What to produce. Only text belongs in your copy of the listing below; reproduce it exactly and leave out the pictures.

Provided material.
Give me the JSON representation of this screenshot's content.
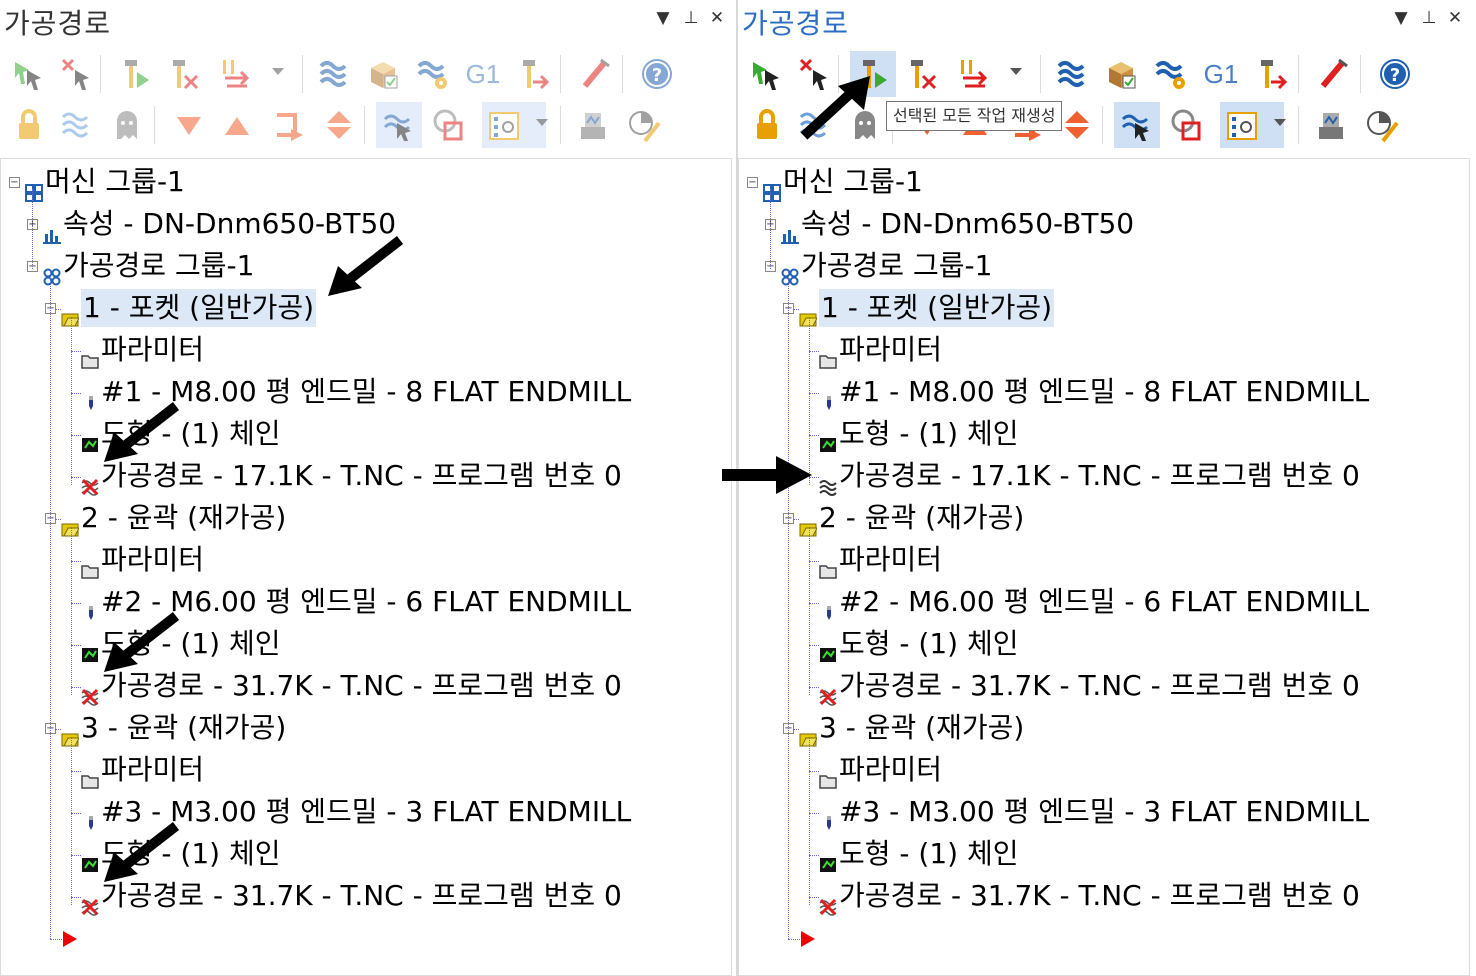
{
  "panel_title": "가공경로",
  "window_controls": {
    "menu": "▾",
    "pin": "ᵖ",
    "close": "✕"
  },
  "tooltip": "선택된 모든 작업 재생성",
  "toolbar_row1_icons": [
    "select-all-icon",
    "deselect-icon",
    "regenerate-all-icon",
    "regenerate-dirty-icon",
    "move-ops-icon",
    "toolpath-display-icon",
    "verify-icon",
    "simulate-icon",
    "g1-post-icon",
    "post-selected-icon",
    "highlight-toolpath-icon",
    "help-icon"
  ],
  "toolbar_row2_icons": [
    "lock-icon",
    "wave-icon",
    "ghost-icon",
    "move-down-icon",
    "move-up-icon",
    "insert-arrow-icon",
    "expand-collapse-icon",
    "display-toolpath-icon",
    "stock-icon",
    "filter-icon",
    "machine-settings-icon",
    "edit-chart-icon"
  ],
  "g1_label": "G1",
  "tree": {
    "machine_group": "머신 그룹-1",
    "properties": "속성 - DN-Dnm650-BT50",
    "toolpath_group": "가공경로 그룹-1",
    "operations": [
      {
        "title": "1 - 포켓 (일반가공)",
        "params": "파라미터",
        "tool": "#1 - M8.00 평 엔드밀 - 8 FLAT ENDMILL",
        "geometry": "도형 - (1) 체인",
        "toolpath": "가공경로 - 17.1K - T.NC - 프로그램 번호 0"
      },
      {
        "title": "2 - 윤곽 (재가공)",
        "params": "파라미터",
        "tool": "#2 - M6.00 평 엔드밀 - 6 FLAT ENDMILL",
        "geometry": "도형 - (1) 체인",
        "toolpath": "가공경로 - 31.7K - T.NC - 프로그램 번호 0"
      },
      {
        "title": "3 - 윤곽 (재가공)",
        "params": "파라미터",
        "tool": "#3 - M3.00 평 엔드밀 - 3 FLAT ENDMILL",
        "geometry": "도형 - (1) 체인",
        "toolpath": "가공경로 - 31.7K - T.NC - 프로그램 번호 0"
      }
    ]
  },
  "status_colors": {
    "dirty": "#e02020",
    "ok_toolpath": "#2a2a2a",
    "folder": "#e8c800",
    "highlight": "#dde8f6"
  }
}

Solution.
Give me the JSON representation of this screenshot's content.
{
  "panel_title": "가공경로",
  "window_controls": {
    "menu": "▾",
    "pin": "ᵖ",
    "close": "✕"
  },
  "tooltip": "선택된 모든 작업 재생성",
  "toolbar_row1_icons": [
    "select-all-icon",
    "deselect-icon",
    "regenerate-all-icon",
    "regenerate-dirty-icon",
    "move-ops-icon",
    "toolpath-display-icon",
    "verify-icon",
    "simulate-icon",
    "g1-post-icon",
    "post-selected-icon",
    "highlight-toolpath-icon",
    "help-icon"
  ],
  "toolbar_row2_icons": [
    "lock-icon",
    "wave-icon",
    "ghost-icon",
    "move-down-icon",
    "move-up-icon",
    "insert-arrow-icon",
    "expand-collapse-icon",
    "display-toolpath-icon",
    "stock-icon",
    "filter-icon",
    "machine-settings-icon",
    "edit-chart-icon"
  ],
  "g1_label": "G1",
  "tree": {
    "machine_group": "머신 그룹-1",
    "properties": "속성 - DN-Dnm650-BT50",
    "toolpath_group": "가공경로 그룹-1",
    "operations": [
      {
        "title": "1 - 포켓 (일반가공)",
        "params": "파라미터",
        "tool": "#1 - M8.00 평 엔드밀 - 8 FLAT ENDMILL",
        "geometry": "도형 - (1) 체인",
        "toolpath": "가공경로 - 17.1K - T.NC - 프로그램 번호 0"
      },
      {
        "title": "2 - 윤곽 (재가공)",
        "params": "파라미터",
        "tool": "#2 - M6.00 평 엔드밀 - 6 FLAT ENDMILL",
        "geometry": "도형 - (1) 체인",
        "toolpath": "가공경로 - 31.7K - T.NC - 프로그램 번호 0"
      },
      {
        "title": "3 - 윤곽 (재가공)",
        "params": "파라미터",
        "tool": "#3 - M3.00 평 엔드밀 - 3 FLAT ENDMILL",
        "geometry": "도형 - (1) 체인",
        "toolpath": "가공경로 - 31.7K - T.NC - 프로그램 번호 0"
      }
    ]
  },
  "status_colors": {
    "dirty": "#e02020",
    "ok_toolpath": "#2a2a2a",
    "folder": "#e8c800",
    "highlight": "#dde8f6"
  }
}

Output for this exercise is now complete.